"We will confirm that the companies are fully behind government [wishes for a consolidation of the European aerospace and defence industries]," said a source close to the companies.
Governmental pressure to unite Europe's fragmented aerospace and defence industries stems from fears that the Americans have responded to the end of the Cold War with a rash of mergers led by Boeing and Lockheed Martin while Europe has stood still.
A year ago, European governments called on industry leaders to overcome their differences and create a pan-European aerospace and defence company (EADC). BAe and Daimler indicated their willingness.
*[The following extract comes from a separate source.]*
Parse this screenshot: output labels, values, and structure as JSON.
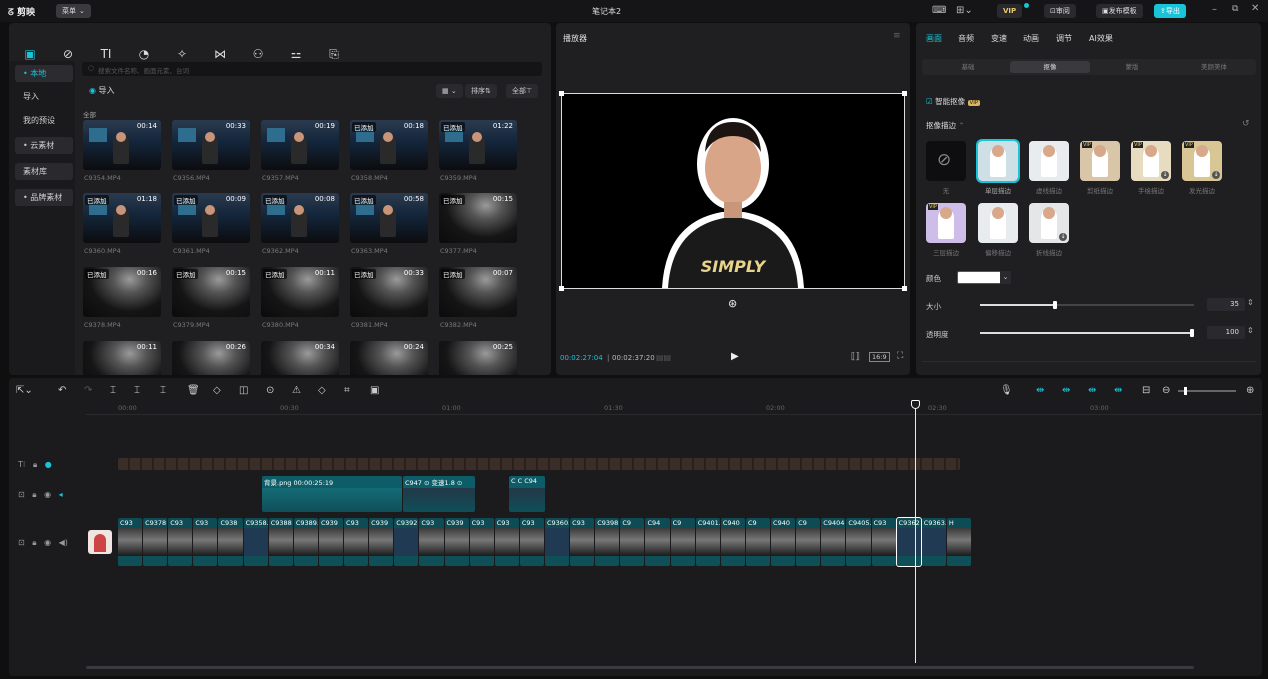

But France, whose aerospace and defence companies are a tangle of privately controlled and state-owned businesses, balked.
To the annoyance of the Germans and the British, the French government has insisted until recently on retaining a key stake in EADC, thereby undermining the principle that it should be a private company with a wide shareholder base competing freely on the world market.
Manfred Bischoff, head of DaimlerChrysler Aerospace, recently denounced the French, demanding "a foreseeable and irreversible withdrawal of the state from all businesses aiming to merge". Mr Bischoff said: "If we want to be competitive on world markets we must make major strides forward in creating a European industry."
Last week, it was announced that France had taken the first step in a move to create "France Aerospace", combining France's aerospace and defence interests. This is clearly intended to lead to a further merger, the creation of EADC.